You will also learn some history of the caves and the family who owns them. I’m sure your guide will even tell you of a few famous people who have visited there.
There is one neat room called the Cathedral Cave where you can sing and the acoustics are pretty incredible. No, I did not sing, but someone else graced us with their voice and I agree, the cave is accurately named.
Just off the Cathedral Cave you will start to hear the water and can even catch glimpses of the glowworms under some of the large rock faces.

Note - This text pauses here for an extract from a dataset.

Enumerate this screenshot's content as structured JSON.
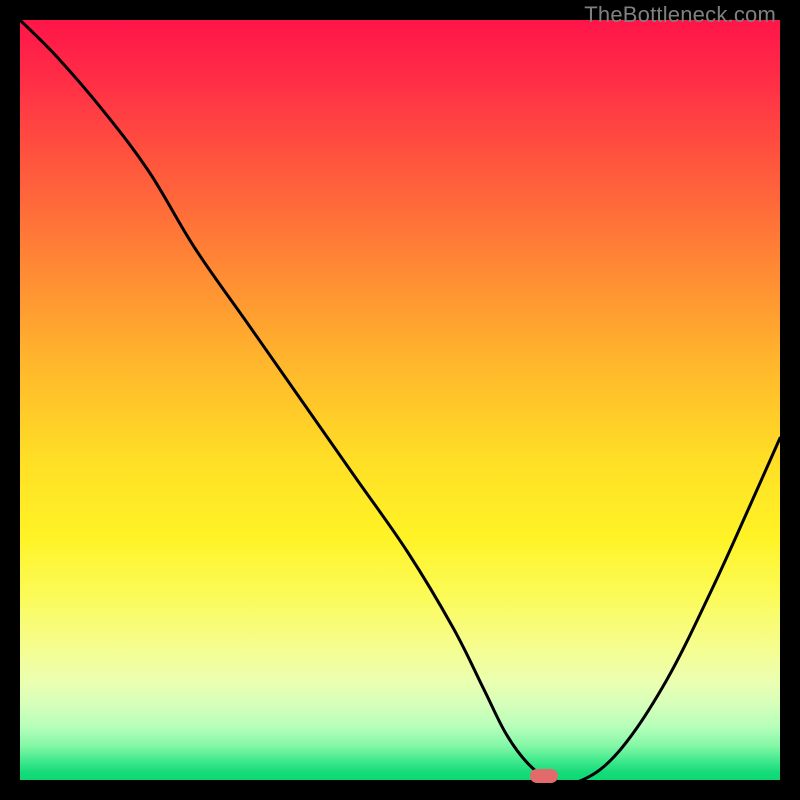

Your path will finally end at a small dock with a boat where you will squeeze in with your fellow tour mates and the guide will turn out her light. After a brief few moments of complete darkness, you will feel the boat push away from the dock and will float its way into an adjoining room.

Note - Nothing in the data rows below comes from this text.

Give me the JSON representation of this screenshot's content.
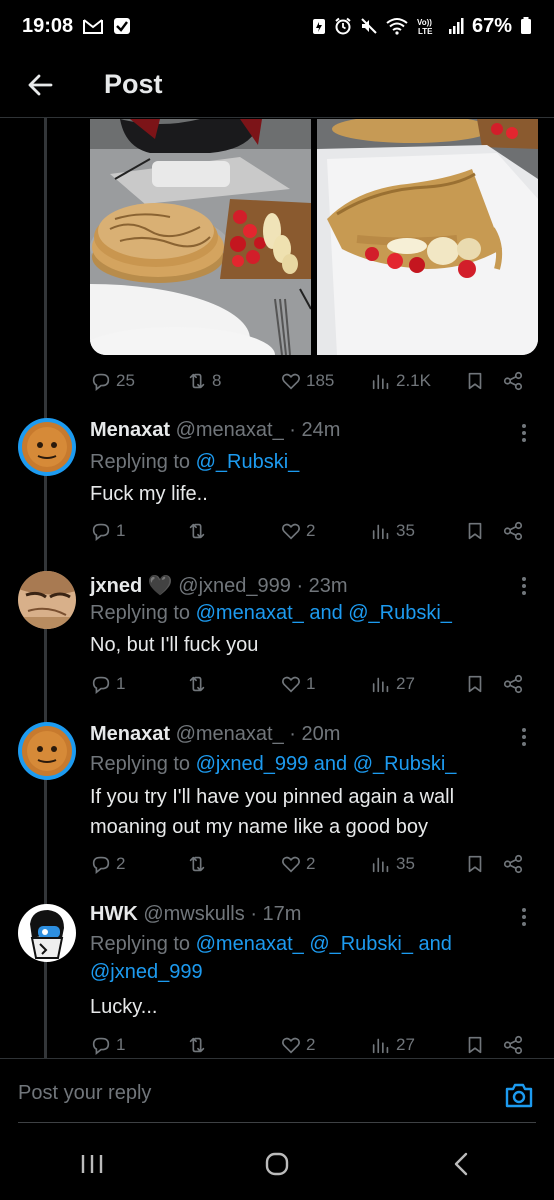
{
  "status_bar": {
    "time": "19:08",
    "battery": "67%",
    "icons": [
      "gmail-icon",
      "check-icon",
      "battery-saver-icon",
      "alarm-icon",
      "mute-icon",
      "wifi-icon",
      "volte-icon",
      "signal-icon",
      "battery-icon"
    ]
  },
  "header": {
    "title": "Post",
    "back_icon": "arrow-left-icon"
  },
  "original_post": {
    "media": [
      "pancakes-plate-photo",
      "crepe-with-fruit-photo"
    ],
    "actions": {
      "replies": "25",
      "reposts": "8",
      "likes": "185",
      "views": "2.1K"
    }
  },
  "replies": [
    {
      "name": "Menaxat",
      "handle": "@menaxat_",
      "time": "· 24m",
      "replying_prefix": "Replying to ",
      "mentions": "@_Rubski_",
      "text": [
        "Fuck my life.."
      ],
      "actions": {
        "replies": "1",
        "reposts": "",
        "likes": "2",
        "views": "35"
      }
    },
    {
      "name": "jxned",
      "badge": "🖤",
      "handle": "@jxned_999",
      "time": "· 23m",
      "replying_prefix": "Replying to ",
      "mentions": "@menaxat_ and @_Rubski_",
      "text": [
        "No, but I'll fuck you"
      ],
      "actions": {
        "replies": "1",
        "reposts": "",
        "likes": "1",
        "views": "27"
      }
    },
    {
      "name": "Menaxat",
      "handle": "@menaxat_",
      "time": "· 20m",
      "replying_prefix": "Replying to ",
      "mentions": "@jxned_999 and @_Rubski_",
      "text": [
        "If you try I'll have you pinned again a wall",
        "moaning out my name like a good boy"
      ],
      "actions": {
        "replies": "2",
        "reposts": "",
        "likes": "2",
        "views": "35"
      }
    },
    {
      "name": "HWK",
      "handle": "@mwskulls",
      "time": "· 17m",
      "replying_prefix": "Replying to ",
      "mentions": "@menaxat_ @_Rubski_ and",
      "mentions_line2": "@jxned_999",
      "text": [
        "Lucky..."
      ],
      "actions": {
        "replies": "1",
        "reposts": "",
        "likes": "2",
        "views": "27"
      }
    }
  ],
  "composer": {
    "placeholder": "Post your reply",
    "camera_icon": "camera-icon"
  },
  "navbar": {
    "icons": [
      "recent-apps-icon",
      "home-icon",
      "back-icon"
    ]
  },
  "colors": {
    "background": "#000000",
    "text": "#e7e9ea",
    "muted": "#71767b",
    "accent": "#1d9bf0",
    "divider": "#2f3336"
  }
}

Just as you realize your guide is pulling your boat along by ropes strung along just below the ceiling, (kudos to the upper body strength of those guides!) you become instantly mesmerized by the little galaxy above your head as you enter the habitat of the glowworms.

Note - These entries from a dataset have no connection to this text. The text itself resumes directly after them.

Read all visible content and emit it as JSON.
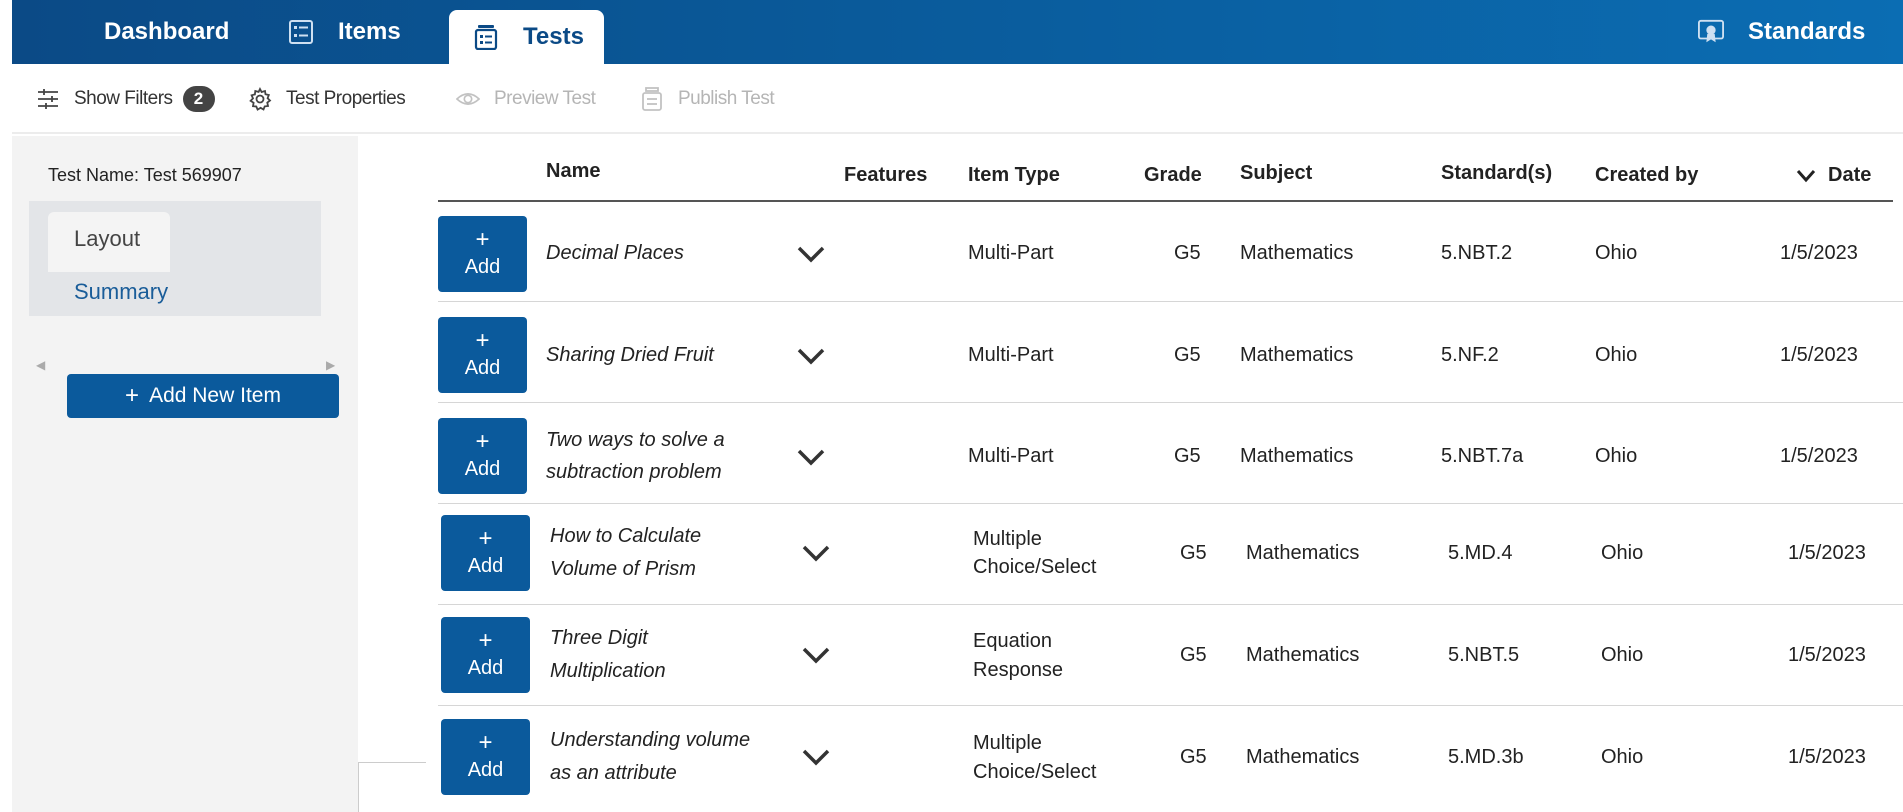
{
  "nav": {
    "dashboard": "Dashboard",
    "items": "Items",
    "tests": "Tests",
    "standards": "Standards"
  },
  "toolbar": {
    "show_filters": "Show Filters",
    "filter_count": "2",
    "test_properties": "Test Properties",
    "preview_test": "Preview Test",
    "publish_test": "Publish Test"
  },
  "sidebar": {
    "test_name": "Test Name: Test 569907",
    "tab_layout": "Layout",
    "tab_summary": "Summary",
    "add_new_item": "Add New Item"
  },
  "table": {
    "headers": {
      "name": "Name",
      "features": "Features",
      "item_type": "Item Type",
      "grade": "Grade",
      "subject": "Subject",
      "standards": "Standard(s)",
      "created_by": "Created by",
      "date": "Date"
    },
    "add_plus": "+",
    "add_label": "Add",
    "rows": [
      {
        "name1": "Decimal Places",
        "name2": "",
        "type1": "Multi-Part",
        "type2": "",
        "grade": "G5",
        "subject": "Mathematics",
        "standard": "5.NBT.2",
        "created_by": "Ohio",
        "date": "1/5/2023"
      },
      {
        "name1": "Sharing Dried Fruit",
        "name2": "",
        "type1": "Multi-Part",
        "type2": "",
        "grade": "G5",
        "subject": "Mathematics",
        "standard": "5.NF.2",
        "created_by": "Ohio",
        "date": "1/5/2023"
      },
      {
        "name1": "Two ways to solve a",
        "name2": "subtraction problem",
        "type1": "Multi-Part",
        "type2": "",
        "grade": "G5",
        "subject": "Mathematics",
        "standard": "5.NBT.7a",
        "created_by": "Ohio",
        "date": "1/5/2023"
      },
      {
        "name1": "How to Calculate",
        "name2": "Volume of Prism",
        "type1": "Multiple",
        "type2": "Choice/Select",
        "grade": "G5",
        "subject": "Mathematics",
        "standard": "5.MD.4",
        "created_by": "Ohio",
        "date": "1/5/2023"
      },
      {
        "name1": "Three Digit",
        "name2": "Multiplication",
        "type1": "Equation",
        "type2": "Response",
        "grade": "G5",
        "subject": "Mathematics",
        "standard": "5.NBT.5",
        "created_by": "Ohio",
        "date": "1/5/2023"
      },
      {
        "name1": "Understanding volume",
        "name2": "as an attribute",
        "type1": "Multiple",
        "type2": "Choice/Select",
        "grade": "G5",
        "subject": "Mathematics",
        "standard": "5.MD.3b",
        "created_by": "Ohio",
        "date": "1/5/2023"
      }
    ]
  },
  "colors": {
    "nav_dark": "#0b4a86",
    "nav_light": "#0b6db3",
    "button_blue": "#0b5a9c",
    "summary_link": "#1a5d99"
  }
}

Now, I had seen pictures ahead of time and those were impressive. But actually being there in the pitch black and staring up at this otherworldly wonder above you are two totally different things. It’s really quite breathtaking! You feel totally transported for the brief time you are there.
And I do mean brief. This is where I felt the website was a bit misleading.
You are with the glowworms literally five minutes, if that. The tour guide pulls you through a tunnel, do a little pirouette with the boat, and then out you go into the light to disembark.
This is the only time they let you take out your camera. By the time to frantically try to get a quick snapshot of the tiny fading lights, it’s too late. Oh, well. There really is no forgetting what you saw, I just wish I had a really good picture to show everyone else.
(To be fair, it is stated on their website that they do not allow video and photography inside the cave, but I guess I missed that bit.)
The gift shop is nice with plenty of options for your list of people you want to bring something home for. You will probably want to buy a postcard as it is the only photo of the caves you will walk away with unless you buy one of their souvenir photos which we didn’t. It was much cheaper to just get a postcard.
If you toured with a bus, you will most likely have a boxed meal waiting for you. Or you can purchase food at the cafe. But I have to say, the sandwich that came with our boxed meal was SO good! I would never have combined all those ingredients together in a sandwich before but I’m so glad they did!
I was pretty disappointed that we weren’t allowed to document the trip inside the caves and that the main event was only minutes long. But overall, it was a truly neat experience, one I’m so glad we took the time to do.
For the price, as a first-timer through the cave, it was worth the money for the experience. They also have other caves you can explore and they allow electronics in those. So if we had arrived in our own vehicle we would definitely have explored all the caves. (The Ruakuri Cave has glowworms, so on our return trip we will definitely be heading into that cave with our camera!)
Would I pay the same price again? Probably not, unless we had more time under the “stars” or I was going through one of the caves that I could capture on film.
Unless, of course, we are returning with our children; they have been dying to see the glowworms for themselves and I definitely want to be there when they do!